The new Windows API
SetFileCompletionNotificationModes() with the flag FILE_SKIP_COMPLETION_PORT_ON_SUCCESS is very useful to optimize an I/O completion port loop, because you'll get less I/O completions for the same HANDLE.
But it also disrupts the entire I/O completion port loop, becase you have to change a lot of things, so I thought it was better to open a new post about all of those things to change.
First of all, when you set the flag FILE_SKIP_COMPLETION_PORT_ON_SUCCESS it means that you won't receive I/O completions anymore for that HANDLE/SOCKET until all of the bytes are read (or written) so, until there is no more I/O to do, just like in unix when you got EWOULDBLOCK. When you'll receive ERROR_IO_PENDING again (so a new request will pending) it's just like getting EWOULDBLOCK in unix.

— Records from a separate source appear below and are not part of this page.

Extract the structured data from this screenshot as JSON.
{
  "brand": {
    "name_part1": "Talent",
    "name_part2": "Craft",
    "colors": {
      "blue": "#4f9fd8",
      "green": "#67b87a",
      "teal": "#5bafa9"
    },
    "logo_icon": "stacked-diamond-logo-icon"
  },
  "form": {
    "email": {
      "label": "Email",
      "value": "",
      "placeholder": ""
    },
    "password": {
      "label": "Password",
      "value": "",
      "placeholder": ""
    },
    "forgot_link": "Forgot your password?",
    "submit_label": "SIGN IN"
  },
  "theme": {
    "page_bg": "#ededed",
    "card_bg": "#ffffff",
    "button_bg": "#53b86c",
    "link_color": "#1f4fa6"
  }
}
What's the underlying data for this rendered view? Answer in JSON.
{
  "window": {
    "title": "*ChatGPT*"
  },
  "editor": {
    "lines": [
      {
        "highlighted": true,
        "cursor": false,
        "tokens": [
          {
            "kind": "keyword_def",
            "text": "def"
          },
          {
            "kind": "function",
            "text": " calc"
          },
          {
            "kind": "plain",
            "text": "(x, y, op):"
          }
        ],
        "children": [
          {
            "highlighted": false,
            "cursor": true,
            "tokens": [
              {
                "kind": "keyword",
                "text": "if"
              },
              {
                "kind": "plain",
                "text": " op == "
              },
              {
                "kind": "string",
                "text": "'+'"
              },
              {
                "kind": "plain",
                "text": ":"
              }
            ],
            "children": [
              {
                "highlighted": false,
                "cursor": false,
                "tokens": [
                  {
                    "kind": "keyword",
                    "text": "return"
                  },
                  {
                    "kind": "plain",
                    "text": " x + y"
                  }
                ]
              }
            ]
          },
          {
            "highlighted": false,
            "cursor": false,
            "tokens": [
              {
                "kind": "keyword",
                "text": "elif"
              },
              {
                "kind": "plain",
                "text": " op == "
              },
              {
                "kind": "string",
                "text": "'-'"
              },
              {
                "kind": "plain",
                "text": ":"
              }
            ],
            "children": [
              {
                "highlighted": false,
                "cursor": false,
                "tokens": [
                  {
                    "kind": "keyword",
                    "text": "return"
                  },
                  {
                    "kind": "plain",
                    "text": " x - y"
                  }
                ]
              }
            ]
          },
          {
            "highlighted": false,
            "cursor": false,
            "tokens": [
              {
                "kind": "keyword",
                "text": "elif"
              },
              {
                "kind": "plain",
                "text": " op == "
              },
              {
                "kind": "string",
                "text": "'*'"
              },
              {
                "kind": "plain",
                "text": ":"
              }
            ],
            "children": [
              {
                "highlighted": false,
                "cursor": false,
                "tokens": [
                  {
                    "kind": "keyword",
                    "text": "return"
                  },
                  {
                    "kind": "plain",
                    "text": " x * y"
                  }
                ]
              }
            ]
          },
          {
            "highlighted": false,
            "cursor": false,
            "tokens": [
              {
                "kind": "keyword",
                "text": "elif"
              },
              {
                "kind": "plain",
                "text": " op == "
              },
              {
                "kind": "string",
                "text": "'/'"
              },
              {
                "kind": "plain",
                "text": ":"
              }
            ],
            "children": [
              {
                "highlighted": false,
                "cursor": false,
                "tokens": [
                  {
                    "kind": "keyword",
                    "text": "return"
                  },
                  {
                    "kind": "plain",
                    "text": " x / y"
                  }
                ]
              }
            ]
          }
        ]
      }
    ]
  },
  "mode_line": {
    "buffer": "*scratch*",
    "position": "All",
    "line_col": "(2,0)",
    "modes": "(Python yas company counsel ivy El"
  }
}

Said that, I encountered some difficulties to adapt this behavior to my iocp event loop, because a normal iocp event loop simply wait forever until there is some OVERLAPPED packet to process, the OVERLAPPED packet will be processed calling the correct callback, which in turn will decrement an atomic counter, and the loop starts to wait again, until the next packet will come.
Now, if I set FILE_SKIP_COMPLETION_PORT_ON_SUCCESS, when an OVERLAPPED packet is returned to be processed, I process it by doing some I/O (with
WSARecv() or whatever) and it can be pending again (if I get ERROR_IO_PENDING) or it cannot, if my I/O API completes immediately. In the former case I have just to wait the next pending OVERLAPPED, but in the latter case what I have to do?
If I try to do I/O until I get ERROR_IO_PENDING, it goes in an infinite loop, it will never return ERROR_IO_PENDING (until the HANDLE/SOCKET's counterpart stop reading/writing), so others OVERLAPPEDs will wait indefinitely. Since I am testing that with a local named pipe that writes or reads forever, it goes in an infinite loop.
So I thought to do I/O until a certain X amount of bytes, just like a scheduler assigns time slices, and if I get ERROR_IO_PENDING before X, that's ok, the OVERLAPPED will be queued again in the iocp event loop, but what about I didn't get ERROR_IO_PENDING?
I tried to put my OVERLAPPED that hasn't finished its I/O in a list/queue for later processing, calling I/O APIs later (always with max X amount of bytes), after processed others OVERLAPPEDs waiting, and I set
GetQueuedCompletionStatus[Ex]() timeout to 0, so, basically the loop will process listed/queued OVERLAPPEDs that hasn't finished I/O and in the same time checking immediately for new OVERLAPPEDs without going to sleep.
When the list/queued of unfinished OVERLAPPEDs becomes empty, I can set GQCS[Ex] timeout to INFINITE again. And so on.
In theory it should work perfectly, but I have noticed a strange thing: GQCS[Ex] with timeout set to 0 returns the same OVERLAPPEDs that aren't still fully processed (so those are in the list/queue waiting for later processing) again and again.
Question 1: so if I got it right, the OVERLAPPED packet will be removed from the system only when all data is processed?
Let's say that is ok, because If I get the same OVERLAPPEDs again and again, I don't need to put them in the list/queue, but I process them only like other OVERLAPPEDs, and if I get ERROR_IO_PENDING, fine, otherwise I will process them again later.
But there is a flaw: when I call the callback for processing OVERLAPPEDs packets, I decrement the atomic counter of pending I/O operations. With FILE_SKIP_COMPLETION_PORT_ON_SUCCESS set, I don't know if the callback has been called to process a real pending operation, or just an OVERLAPPED waiting for more synchronous I/O.
Question 2: How I can get that information? I have to set more flags in the structure I derive from OVERLAPPED?
Basically I increment the atomic counter for pending operations before calling
WSARecv() or whatever, and when I see that it returned anything different from ERROR_IO_PENDING or success, I decrement it again.
With FILE_SKIP_COMPLETION_PORT_ON_SUCCESS set, I have to decrement it again also when the I/O API completes with success, because it means I won't receive a completion.
It's a waste of time incrementing and decrementing an atomic counter when your I/O API will likely do an immediate and synchronous completion. Can't I simply increment the atomic counter of pending operations only when I receive ERROR_IO_PENDING? I didn't this before because I thought that if another thread that completes my pending I/O will be scheduled before the calling thread can check if the error is ERROR_IO_PENDING and so increment the atomic counter of pending operations, I'll get the atomic counter messed up.
Question 3: Is this a real concern? Or can I just skip that, and increment the atomic counter only when I get ERROR_IO_PENDING? It would simplify things very much.
Only a flag, and a lot of design to rethink. What are your thoughts?